1. $174,000 in external grants for the establishment of the computer lab in Bannan
2. $17,000 in startup funds for Brian Granger’s research from the College of Arts
and Sciences, used to purchase the two computers in his office as well as an
array of scientific software.
3. Approximately $10,000 from the department of Physics for the purchase of two
computers for the Physics Computation Lab and the remodeling of the facilities
needed for this lab.
4. $5,612 from a University Research grant to purchase one computer for the
Physics Computation lab.
5. A flexible amount (up to a few $10k) from the Information Technology department
to upgrade the campus core network to support the Gb, high-speed network.
Thus the total funds contributed to this project from other sources is
We now provide a description of the budget requested of the TSC. To complete
this project, funds are needed for three purposes: memory upgrades, software and
Memory. Currently most the 11 of the computers in both labs have only 512 MB
of RAM. To be useful in large-scale physics simulations, these computers need to be
upgraded to at least 2GB of RAM. Without memory upgrades, the computers will have
a limited usefulness for physics research. Furthermore, students using the labs will also
benefit from the increased memory when performing computationally intensive projects.
Software. A number of software packages are needed to complete the project.
First, all of the computers need to be running the same, up-to-date version of the
Macintosh operating system (currently Mac OS 10.3.2). This both simplifies system
administration and allows highly optimized, custom physics simulations to run on all the
computers. To address this need we have requested money to upgrade all of the
computers in the cluster to the latest version of the operating system. Second, each
computer needs to run software that will enable all of the computers to cooperate as a
single supercomputer. We will be deploying Apple’s “Xgrid” (provided free of charge by
Apple) and Dauger Research’s “POOCH” for this purpose. We have budgeted funds to
purchase this software for each computer in the cluster. Third, software is needed for
the physics education lab (Mathematica and MatLab) which will be used in all upper
division physics courses to teach students to solve physics problems using
computational approaches. Without this software, students in the department of
Physics will not have the opportunity to learn this material.
Network infrastructure. When supercomputers are built using a number of
smaller computers, it is critical to have high-speed network connections between the
computers. This is required as the individual computers need to communicate rapidly
with each other during simulations. This communication enables the individual
computers to act as a single, effective supercomputer. By contrast, with a slow network

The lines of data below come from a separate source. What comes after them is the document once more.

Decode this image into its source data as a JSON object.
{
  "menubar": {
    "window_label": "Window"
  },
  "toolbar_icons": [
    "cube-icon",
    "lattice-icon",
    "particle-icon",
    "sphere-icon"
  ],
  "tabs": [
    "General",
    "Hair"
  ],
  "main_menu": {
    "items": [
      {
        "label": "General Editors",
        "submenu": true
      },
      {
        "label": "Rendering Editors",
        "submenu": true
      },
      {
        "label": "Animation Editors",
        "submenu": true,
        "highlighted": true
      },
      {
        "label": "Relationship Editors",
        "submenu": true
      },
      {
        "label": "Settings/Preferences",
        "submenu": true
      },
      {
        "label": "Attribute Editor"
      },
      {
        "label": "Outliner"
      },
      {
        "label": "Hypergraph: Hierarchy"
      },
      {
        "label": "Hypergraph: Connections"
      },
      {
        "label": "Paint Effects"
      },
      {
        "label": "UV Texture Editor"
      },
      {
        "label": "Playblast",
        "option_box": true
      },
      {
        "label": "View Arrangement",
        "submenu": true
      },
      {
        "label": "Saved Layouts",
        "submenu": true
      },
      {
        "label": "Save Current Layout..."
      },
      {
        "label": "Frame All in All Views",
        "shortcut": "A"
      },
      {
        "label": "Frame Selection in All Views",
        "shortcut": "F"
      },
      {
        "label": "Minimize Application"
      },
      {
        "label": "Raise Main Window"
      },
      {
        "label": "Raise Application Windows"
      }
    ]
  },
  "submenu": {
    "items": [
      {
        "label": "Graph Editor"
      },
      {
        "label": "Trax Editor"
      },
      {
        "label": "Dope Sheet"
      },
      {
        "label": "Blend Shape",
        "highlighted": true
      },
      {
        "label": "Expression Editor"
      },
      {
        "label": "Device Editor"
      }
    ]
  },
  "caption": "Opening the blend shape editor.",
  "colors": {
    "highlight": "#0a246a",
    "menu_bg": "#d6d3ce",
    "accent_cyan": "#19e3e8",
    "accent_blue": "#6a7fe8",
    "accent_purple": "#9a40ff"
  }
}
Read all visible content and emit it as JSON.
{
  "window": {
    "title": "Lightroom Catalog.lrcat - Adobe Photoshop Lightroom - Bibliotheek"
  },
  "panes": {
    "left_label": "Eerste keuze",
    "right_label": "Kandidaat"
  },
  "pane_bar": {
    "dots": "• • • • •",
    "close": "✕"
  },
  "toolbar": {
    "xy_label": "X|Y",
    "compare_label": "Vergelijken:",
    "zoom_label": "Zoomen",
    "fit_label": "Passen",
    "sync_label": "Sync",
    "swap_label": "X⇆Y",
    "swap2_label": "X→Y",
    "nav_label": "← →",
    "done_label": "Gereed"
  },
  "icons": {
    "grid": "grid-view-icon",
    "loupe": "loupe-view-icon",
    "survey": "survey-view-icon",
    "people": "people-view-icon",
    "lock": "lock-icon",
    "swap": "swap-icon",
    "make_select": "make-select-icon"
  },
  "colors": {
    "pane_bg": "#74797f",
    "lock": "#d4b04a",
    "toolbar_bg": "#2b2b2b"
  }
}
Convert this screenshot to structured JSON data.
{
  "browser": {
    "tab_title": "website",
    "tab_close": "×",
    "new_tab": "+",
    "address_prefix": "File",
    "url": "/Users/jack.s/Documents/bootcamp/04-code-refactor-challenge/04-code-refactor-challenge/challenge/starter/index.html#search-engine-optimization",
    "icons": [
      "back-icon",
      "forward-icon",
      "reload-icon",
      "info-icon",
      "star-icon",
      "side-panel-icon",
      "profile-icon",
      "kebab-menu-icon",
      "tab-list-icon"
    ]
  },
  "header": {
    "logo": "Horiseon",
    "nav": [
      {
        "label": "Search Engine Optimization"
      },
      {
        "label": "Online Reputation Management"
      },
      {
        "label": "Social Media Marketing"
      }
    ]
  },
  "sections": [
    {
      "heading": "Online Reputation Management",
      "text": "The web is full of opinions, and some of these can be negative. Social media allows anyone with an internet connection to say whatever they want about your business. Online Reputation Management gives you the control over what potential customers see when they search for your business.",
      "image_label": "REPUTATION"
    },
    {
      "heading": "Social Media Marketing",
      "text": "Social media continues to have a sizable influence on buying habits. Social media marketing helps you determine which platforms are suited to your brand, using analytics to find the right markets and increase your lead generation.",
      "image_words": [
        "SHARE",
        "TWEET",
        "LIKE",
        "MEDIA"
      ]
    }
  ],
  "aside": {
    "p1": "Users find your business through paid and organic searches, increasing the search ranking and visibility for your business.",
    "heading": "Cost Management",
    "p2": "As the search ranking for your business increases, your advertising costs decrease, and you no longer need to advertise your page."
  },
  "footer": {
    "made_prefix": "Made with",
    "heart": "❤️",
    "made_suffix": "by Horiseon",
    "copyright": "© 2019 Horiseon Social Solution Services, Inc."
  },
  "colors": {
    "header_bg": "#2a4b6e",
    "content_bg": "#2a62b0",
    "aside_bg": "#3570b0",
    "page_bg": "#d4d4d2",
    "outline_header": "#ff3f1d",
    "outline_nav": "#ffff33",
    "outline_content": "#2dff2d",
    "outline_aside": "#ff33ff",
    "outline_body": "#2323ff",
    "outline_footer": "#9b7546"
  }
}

the computers often have to sit idle, waiting for information from other computers to
arrive. To address this need we propose to put all or most of the computers on a high-
speed network (preferably 1Gb). (The 11 computers in the Electronic Portfolio Lab are
already capable of connecting to 1GB networks.) An additional benefit of having a high-
speed network in the student computer labs in that system administrators will be able to
boot individual computers off the network, providing enhanced security and simplified
The details of this part of the budget are highly dependent on technical details of
the network upgrade, which have not been worked out yet. Discussions are currently
underway with Todd Schmitzer and others in IT to determine the best approach to
upgrading the network. Because of this, on the itemized budget, we quote a couple of
cost scenario’s for upgrading the network. At this point, we wish to emphasize that the
most costly scenario of having all the computers linked in a Gb network is strongly
desirable because of the effect it will have on the ability of the supercomputer to perform
certain types of calculations. While the less expensive options would still allow certain
types of physics calculations to be performed, they would dramatically limit the
capabilities of the supercomputer. Finally, this network upgrade provides a significant
enhancement of the campus network infrastructure. These enhancements are being
designed so they can be integrated with future network upgrades.